PROBLEM: Count the lines in the records below that contain the word "저장하기", and give that figure alone.

EXERCISE MATERIALS:
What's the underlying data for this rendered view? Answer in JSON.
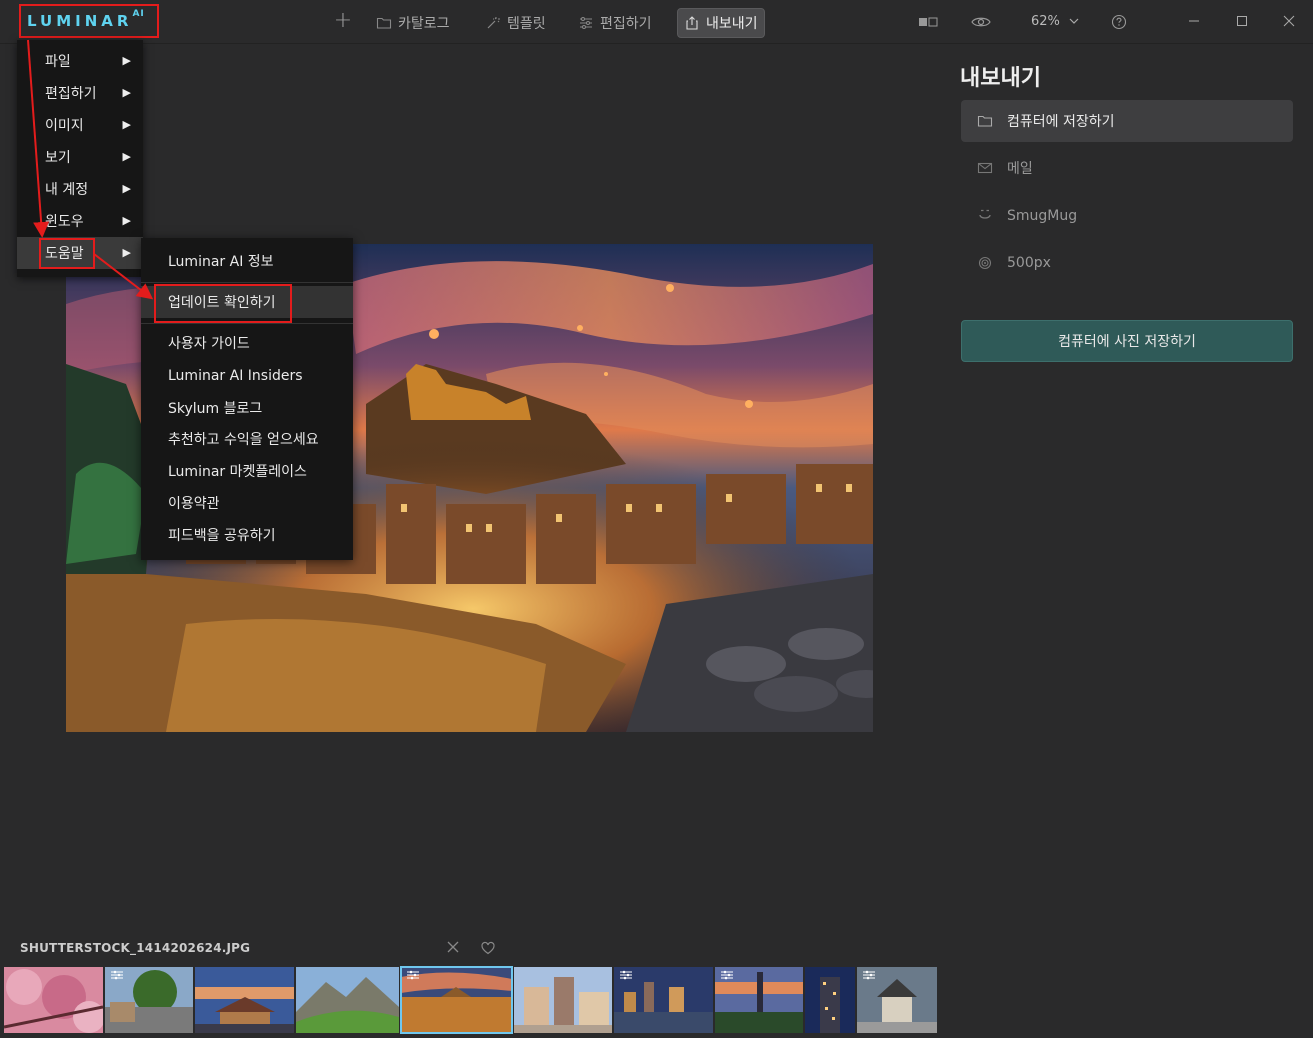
{
  "app": {
    "logo_text": "LUMINAR",
    "logo_sup": "AI",
    "accent": "#5fd3f0",
    "highlight_red": "#e31c1c"
  },
  "toolbar": {
    "add_icon": "plus-icon",
    "nav": [
      {
        "label": "카탈로그",
        "icon": "folder-icon",
        "active": false
      },
      {
        "label": "템플릿",
        "icon": "magic-wand-icon",
        "active": false
      },
      {
        "label": "편집하기",
        "icon": "sliders-icon",
        "active": false
      },
      {
        "label": "내보내기",
        "icon": "share-icon",
        "active": true
      }
    ],
    "zoom_value": "62%"
  },
  "main_menu": {
    "items": [
      {
        "label": "파일"
      },
      {
        "label": "편집하기"
      },
      {
        "label": "이미지"
      },
      {
        "label": "보기"
      },
      {
        "label": "내 계정"
      },
      {
        "label": "윈도우"
      },
      {
        "label": "도움말",
        "highlighted": true
      }
    ],
    "arrow_glyph": "▶"
  },
  "help_submenu": {
    "items": [
      {
        "label": "Luminar AI 정보"
      },
      {
        "label": "업데이트 확인하기",
        "highlighted": true
      },
      {
        "label": "사용자 가이드"
      },
      {
        "label": "Luminar AI Insiders"
      },
      {
        "label": "Skylum 블로그"
      },
      {
        "label": "추천하고 수익을 얻으세요"
      },
      {
        "label": "Luminar 마켓플레이스"
      },
      {
        "label": "이용약관"
      },
      {
        "label": "피드백을 공유하기"
      }
    ]
  },
  "export_panel": {
    "title": "내보내기",
    "options": [
      {
        "label": "컴퓨터에 저장하기",
        "icon": "folder-icon",
        "selected": true
      },
      {
        "label": "메일",
        "icon": "mail-icon",
        "selected": false
      },
      {
        "label": "SmugMug",
        "icon": "smugmug-icon",
        "selected": false
      },
      {
        "label": "500px",
        "icon": "500px-icon",
        "selected": false
      }
    ],
    "save_button": "컴퓨터에 사진 저장하기"
  },
  "filmstrip": {
    "filename": "SHUTTERSTOCK_1414202624.JPG",
    "thumbnails": [
      {
        "subject": "cherry blossoms",
        "edited": false,
        "selected": false
      },
      {
        "subject": "street with trees",
        "edited": true,
        "selected": false
      },
      {
        "subject": "palace at dusk",
        "edited": false,
        "selected": false
      },
      {
        "subject": "mountain landscape",
        "edited": false,
        "selected": false
      },
      {
        "subject": "old town at night",
        "edited": true,
        "selected": true
      },
      {
        "subject": "european square",
        "edited": false,
        "selected": false
      },
      {
        "subject": "city river at night",
        "edited": true,
        "selected": false
      },
      {
        "subject": "tower skyline",
        "edited": true,
        "selected": false
      },
      {
        "subject": "skyscraper at dusk",
        "edited": false,
        "selected": false
      },
      {
        "subject": "temple building",
        "edited": true,
        "selected": false
      }
    ]
  }
}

WRITTEN ANSWER: 2